■ Exercise aim: Each line of the data below that includes the string "Normal" must be copied.

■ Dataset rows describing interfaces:
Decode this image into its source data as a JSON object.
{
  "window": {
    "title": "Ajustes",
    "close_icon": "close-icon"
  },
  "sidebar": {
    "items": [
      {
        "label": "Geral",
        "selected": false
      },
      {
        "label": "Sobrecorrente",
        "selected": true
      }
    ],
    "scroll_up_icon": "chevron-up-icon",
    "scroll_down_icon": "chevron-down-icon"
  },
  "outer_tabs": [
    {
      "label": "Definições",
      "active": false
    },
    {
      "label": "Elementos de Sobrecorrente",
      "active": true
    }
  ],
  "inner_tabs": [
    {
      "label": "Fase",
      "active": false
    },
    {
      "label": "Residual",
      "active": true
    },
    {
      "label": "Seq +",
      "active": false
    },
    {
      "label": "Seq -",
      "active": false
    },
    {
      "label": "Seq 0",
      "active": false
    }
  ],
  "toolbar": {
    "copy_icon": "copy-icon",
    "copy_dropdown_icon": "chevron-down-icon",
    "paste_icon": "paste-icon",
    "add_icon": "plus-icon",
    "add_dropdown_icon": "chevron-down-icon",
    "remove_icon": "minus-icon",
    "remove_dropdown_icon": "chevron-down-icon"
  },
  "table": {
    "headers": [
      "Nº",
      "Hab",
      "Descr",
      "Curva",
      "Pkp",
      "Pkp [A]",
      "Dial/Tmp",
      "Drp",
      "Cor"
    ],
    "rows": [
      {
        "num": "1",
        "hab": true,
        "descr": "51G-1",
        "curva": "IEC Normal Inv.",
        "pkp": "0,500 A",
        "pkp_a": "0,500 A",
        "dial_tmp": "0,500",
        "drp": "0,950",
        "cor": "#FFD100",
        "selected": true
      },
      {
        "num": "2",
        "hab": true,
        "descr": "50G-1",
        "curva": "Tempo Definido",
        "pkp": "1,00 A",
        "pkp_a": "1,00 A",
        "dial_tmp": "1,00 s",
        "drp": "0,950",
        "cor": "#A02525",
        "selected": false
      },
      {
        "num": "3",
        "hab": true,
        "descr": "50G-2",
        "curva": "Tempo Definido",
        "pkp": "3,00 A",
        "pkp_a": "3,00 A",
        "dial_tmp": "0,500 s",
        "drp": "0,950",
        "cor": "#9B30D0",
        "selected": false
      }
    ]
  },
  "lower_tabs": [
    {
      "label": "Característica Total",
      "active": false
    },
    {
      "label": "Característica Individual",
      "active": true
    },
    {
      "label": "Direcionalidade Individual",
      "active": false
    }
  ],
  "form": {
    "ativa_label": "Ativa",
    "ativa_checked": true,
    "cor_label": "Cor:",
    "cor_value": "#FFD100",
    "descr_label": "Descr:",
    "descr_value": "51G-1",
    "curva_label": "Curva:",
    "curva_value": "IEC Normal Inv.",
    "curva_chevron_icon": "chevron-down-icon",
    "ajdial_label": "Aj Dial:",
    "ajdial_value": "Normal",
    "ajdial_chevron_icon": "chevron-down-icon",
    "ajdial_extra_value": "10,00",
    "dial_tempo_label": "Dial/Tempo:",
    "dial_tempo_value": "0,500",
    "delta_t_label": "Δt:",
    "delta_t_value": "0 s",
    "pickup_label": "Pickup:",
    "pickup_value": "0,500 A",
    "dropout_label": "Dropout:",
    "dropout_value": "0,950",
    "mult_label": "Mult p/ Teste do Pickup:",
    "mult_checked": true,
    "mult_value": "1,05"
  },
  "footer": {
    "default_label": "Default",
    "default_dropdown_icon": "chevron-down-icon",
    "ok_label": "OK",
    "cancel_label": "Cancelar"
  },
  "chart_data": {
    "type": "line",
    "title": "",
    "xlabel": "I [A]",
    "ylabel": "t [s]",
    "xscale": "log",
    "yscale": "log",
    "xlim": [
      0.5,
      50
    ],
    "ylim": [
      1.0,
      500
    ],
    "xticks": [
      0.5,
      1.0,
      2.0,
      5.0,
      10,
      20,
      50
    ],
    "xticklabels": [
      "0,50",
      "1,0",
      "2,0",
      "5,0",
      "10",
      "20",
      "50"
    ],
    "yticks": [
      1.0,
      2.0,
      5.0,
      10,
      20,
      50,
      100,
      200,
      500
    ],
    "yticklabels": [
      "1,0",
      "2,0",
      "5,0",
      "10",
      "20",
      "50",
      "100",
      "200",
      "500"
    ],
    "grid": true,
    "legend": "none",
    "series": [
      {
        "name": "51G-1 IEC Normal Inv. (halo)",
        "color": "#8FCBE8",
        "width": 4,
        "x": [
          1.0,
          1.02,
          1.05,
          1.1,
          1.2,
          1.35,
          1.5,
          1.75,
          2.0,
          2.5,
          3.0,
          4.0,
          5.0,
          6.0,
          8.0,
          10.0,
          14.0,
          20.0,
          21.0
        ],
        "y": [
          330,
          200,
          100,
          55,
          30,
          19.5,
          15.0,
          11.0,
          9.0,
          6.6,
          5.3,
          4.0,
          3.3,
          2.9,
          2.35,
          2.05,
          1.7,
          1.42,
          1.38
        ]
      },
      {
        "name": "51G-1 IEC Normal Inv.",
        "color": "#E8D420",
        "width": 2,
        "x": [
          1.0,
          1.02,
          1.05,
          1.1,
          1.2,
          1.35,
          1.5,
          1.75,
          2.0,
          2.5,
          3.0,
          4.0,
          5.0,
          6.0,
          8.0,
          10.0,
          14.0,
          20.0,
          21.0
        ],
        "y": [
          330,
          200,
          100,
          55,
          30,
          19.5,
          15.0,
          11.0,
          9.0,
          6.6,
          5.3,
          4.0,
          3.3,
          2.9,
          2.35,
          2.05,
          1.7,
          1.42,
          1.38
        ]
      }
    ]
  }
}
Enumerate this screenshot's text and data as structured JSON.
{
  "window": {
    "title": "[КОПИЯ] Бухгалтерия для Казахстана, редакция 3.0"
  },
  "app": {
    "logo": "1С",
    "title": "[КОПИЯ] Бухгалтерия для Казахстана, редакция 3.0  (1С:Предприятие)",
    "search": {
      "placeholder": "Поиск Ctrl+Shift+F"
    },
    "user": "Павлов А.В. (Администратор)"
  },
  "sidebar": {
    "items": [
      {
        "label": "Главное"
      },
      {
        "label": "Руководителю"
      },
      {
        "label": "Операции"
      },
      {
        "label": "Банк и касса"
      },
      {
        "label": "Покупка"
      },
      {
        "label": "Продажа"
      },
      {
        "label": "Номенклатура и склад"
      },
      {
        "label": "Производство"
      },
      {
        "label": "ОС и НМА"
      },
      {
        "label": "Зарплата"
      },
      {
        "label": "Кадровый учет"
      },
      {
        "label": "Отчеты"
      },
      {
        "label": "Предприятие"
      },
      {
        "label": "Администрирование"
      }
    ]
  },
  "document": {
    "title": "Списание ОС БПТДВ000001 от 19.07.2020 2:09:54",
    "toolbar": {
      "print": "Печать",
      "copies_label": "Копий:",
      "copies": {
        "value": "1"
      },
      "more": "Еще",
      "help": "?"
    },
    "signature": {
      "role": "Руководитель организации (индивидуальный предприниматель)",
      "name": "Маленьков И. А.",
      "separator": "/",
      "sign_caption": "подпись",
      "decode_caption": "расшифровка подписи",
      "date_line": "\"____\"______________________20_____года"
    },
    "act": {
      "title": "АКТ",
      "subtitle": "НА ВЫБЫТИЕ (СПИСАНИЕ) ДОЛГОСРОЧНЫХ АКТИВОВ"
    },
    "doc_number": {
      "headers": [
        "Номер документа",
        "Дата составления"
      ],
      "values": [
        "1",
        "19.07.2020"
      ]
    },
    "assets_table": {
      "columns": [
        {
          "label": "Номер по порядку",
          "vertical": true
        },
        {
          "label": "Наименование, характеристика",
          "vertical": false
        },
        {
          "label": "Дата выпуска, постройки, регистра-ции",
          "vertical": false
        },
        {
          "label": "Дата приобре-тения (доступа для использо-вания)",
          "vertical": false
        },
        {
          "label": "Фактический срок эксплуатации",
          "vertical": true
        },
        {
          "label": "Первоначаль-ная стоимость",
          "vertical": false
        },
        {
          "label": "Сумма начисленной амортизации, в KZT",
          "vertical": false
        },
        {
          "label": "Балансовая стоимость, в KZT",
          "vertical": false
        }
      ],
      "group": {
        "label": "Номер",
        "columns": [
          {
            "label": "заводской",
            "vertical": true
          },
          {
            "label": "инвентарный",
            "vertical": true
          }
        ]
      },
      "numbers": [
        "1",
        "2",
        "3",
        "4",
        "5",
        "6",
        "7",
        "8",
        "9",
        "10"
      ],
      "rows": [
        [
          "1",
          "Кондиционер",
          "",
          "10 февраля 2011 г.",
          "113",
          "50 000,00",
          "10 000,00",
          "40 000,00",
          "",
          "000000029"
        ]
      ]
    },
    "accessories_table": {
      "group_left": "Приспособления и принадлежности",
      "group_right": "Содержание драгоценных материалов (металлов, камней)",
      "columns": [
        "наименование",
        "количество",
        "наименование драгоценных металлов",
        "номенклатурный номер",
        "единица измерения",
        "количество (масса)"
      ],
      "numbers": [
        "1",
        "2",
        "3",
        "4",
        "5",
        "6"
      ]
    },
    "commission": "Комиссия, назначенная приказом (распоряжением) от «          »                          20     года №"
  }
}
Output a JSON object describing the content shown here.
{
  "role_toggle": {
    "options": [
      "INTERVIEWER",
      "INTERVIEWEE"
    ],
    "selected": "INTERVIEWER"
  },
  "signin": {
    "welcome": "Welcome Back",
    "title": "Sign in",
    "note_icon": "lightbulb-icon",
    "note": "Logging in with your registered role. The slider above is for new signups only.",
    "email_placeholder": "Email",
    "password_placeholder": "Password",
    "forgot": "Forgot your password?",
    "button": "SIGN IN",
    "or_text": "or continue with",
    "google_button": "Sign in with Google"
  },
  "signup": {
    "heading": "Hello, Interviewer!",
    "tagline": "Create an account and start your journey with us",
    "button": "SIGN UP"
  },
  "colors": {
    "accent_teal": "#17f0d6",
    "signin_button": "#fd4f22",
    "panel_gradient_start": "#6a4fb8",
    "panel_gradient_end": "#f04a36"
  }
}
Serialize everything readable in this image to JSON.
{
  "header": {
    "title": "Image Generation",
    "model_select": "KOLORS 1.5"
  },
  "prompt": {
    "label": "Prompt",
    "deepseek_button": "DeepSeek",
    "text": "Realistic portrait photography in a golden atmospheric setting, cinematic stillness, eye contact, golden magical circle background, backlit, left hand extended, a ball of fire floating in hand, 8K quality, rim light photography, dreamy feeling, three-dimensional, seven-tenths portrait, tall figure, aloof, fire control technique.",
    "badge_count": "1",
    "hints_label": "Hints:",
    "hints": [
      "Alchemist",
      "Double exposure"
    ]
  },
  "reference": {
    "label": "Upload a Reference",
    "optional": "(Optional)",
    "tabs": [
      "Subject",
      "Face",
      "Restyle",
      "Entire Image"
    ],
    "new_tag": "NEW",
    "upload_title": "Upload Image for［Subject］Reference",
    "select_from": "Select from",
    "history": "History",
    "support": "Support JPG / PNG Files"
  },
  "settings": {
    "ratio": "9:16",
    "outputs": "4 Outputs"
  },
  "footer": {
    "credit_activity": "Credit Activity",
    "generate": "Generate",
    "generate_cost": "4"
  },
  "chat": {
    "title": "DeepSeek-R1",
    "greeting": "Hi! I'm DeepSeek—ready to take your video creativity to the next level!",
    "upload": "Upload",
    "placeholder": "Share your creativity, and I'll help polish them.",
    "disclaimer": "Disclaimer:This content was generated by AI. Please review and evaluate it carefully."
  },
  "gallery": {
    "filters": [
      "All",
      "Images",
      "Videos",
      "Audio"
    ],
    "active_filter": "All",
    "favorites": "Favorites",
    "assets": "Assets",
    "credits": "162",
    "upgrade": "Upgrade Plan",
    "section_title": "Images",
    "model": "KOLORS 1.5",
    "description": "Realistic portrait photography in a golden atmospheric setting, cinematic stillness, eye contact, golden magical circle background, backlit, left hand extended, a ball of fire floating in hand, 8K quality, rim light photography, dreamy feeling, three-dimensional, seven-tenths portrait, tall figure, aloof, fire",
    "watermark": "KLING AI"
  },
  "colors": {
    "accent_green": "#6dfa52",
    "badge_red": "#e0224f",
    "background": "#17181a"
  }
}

■ Response box:
        "curva": "IEC Normal Inv.",
    "curva_value": "IEC Normal Inv.",
    "ajdial_value": "Normal",
        "name": "51G-1 IEC Normal Inv. (halo)",
        "name": "51G-1 IEC Normal Inv.",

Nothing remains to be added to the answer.